### WHAT IS REQUIRED
Write out the entries exactly, pictures excluded.

......

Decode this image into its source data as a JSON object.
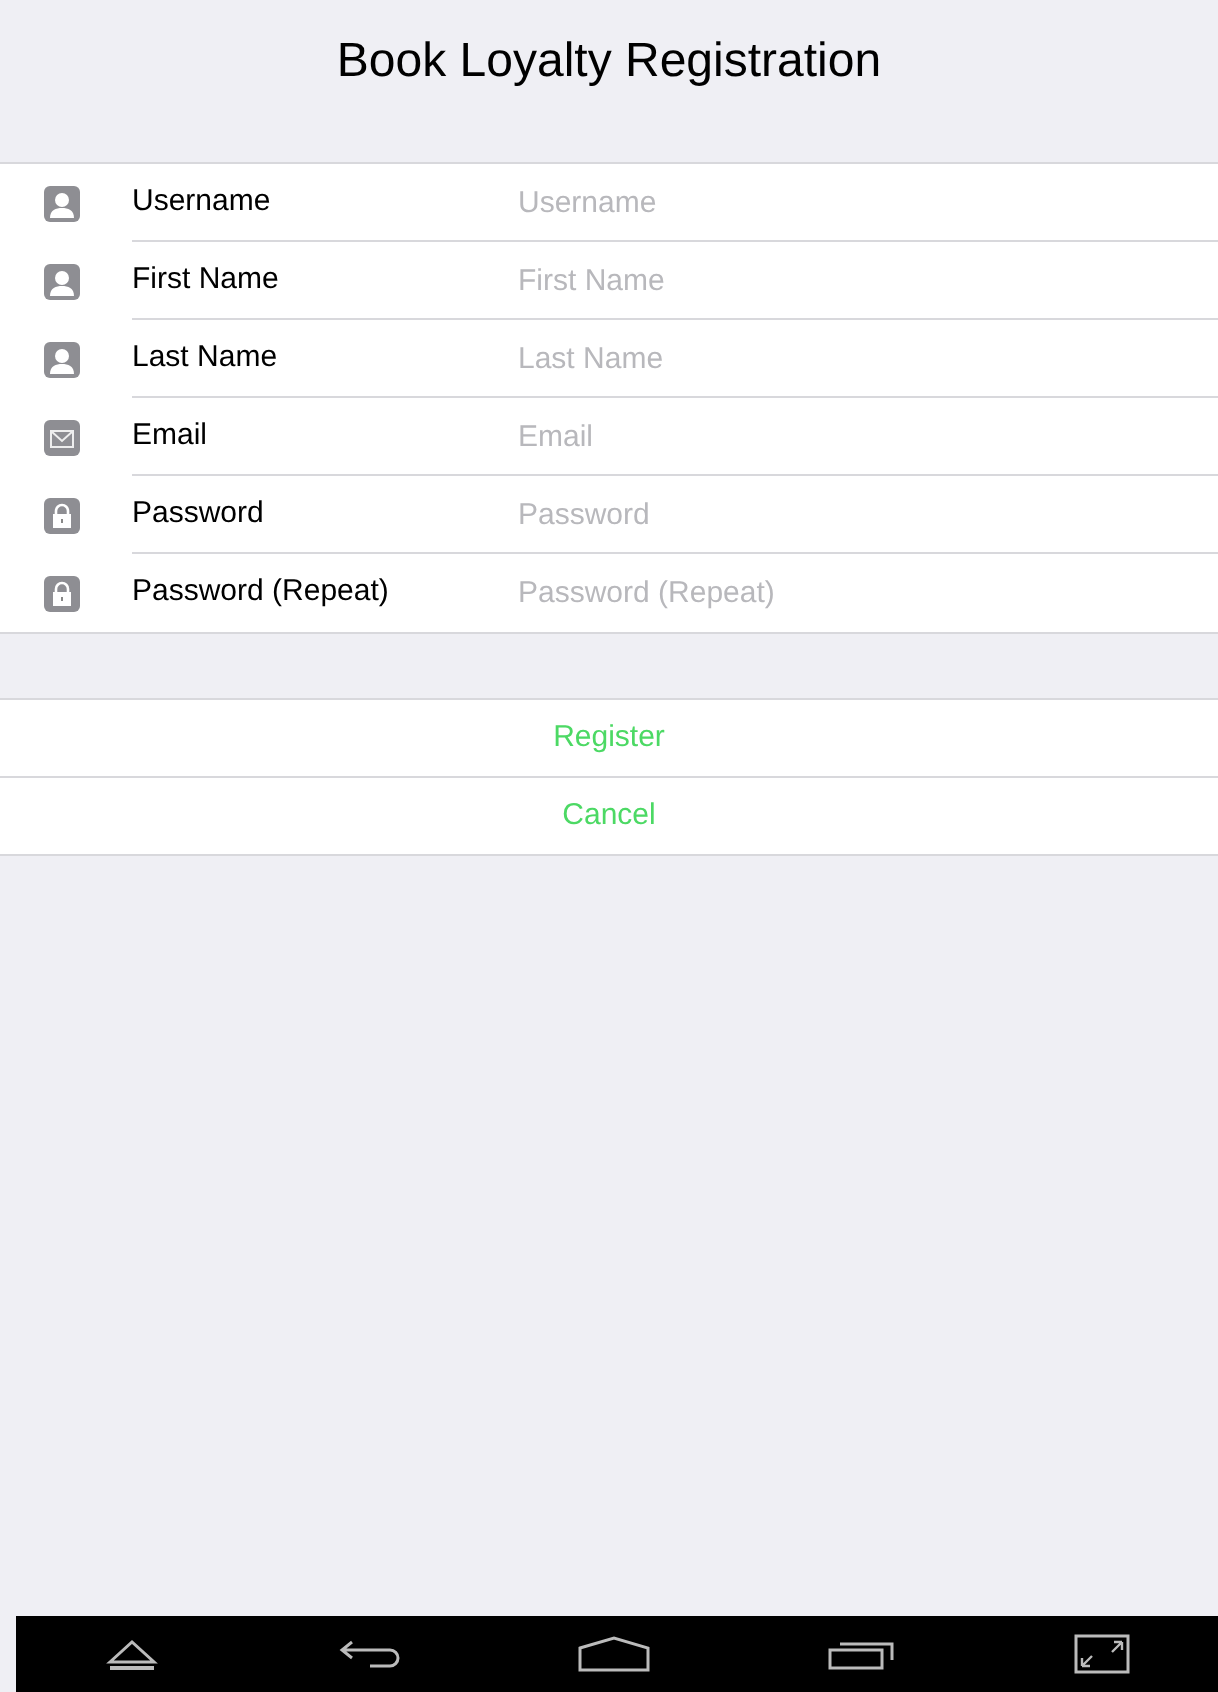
{
  "title": "Book Loyalty Registration",
  "fields": [
    {
      "kind": "person",
      "label": "Username",
      "placeholder": "Username"
    },
    {
      "kind": "person",
      "label": "First Name",
      "placeholder": "First Name"
    },
    {
      "kind": "person",
      "label": "Last Name",
      "placeholder": "Last Name"
    },
    {
      "kind": "mail",
      "label": "Email",
      "placeholder": "Email"
    },
    {
      "kind": "lock",
      "label": "Password",
      "placeholder": "Password"
    },
    {
      "kind": "lock",
      "label": "Password (Repeat)",
      "placeholder": "Password (Repeat)"
    }
  ],
  "buttons": [
    "Register",
    "Cancel"
  ]
}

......

### OUTPUT BELOW
Decode this image into its source data as a JSON object.
{
  "title": "Book Loyalty Registration",
  "fields": [
    {
      "kind": "person",
      "label": "Username",
      "placeholder": "Username"
    },
    {
      "kind": "person",
      "label": "First Name",
      "placeholder": "First Name"
    },
    {
      "kind": "person",
      "label": "Last Name",
      "placeholder": "Last Name"
    },
    {
      "kind": "mail",
      "label": "Email",
      "placeholder": "Email"
    },
    {
      "kind": "lock",
      "label": "Password",
      "placeholder": "Password"
    },
    {
      "kind": "lock",
      "label": "Password (Repeat)",
      "placeholder": "Password (Repeat)"
    }
  ],
  "buttons": [
    "Register",
    "Cancel"
  ]
}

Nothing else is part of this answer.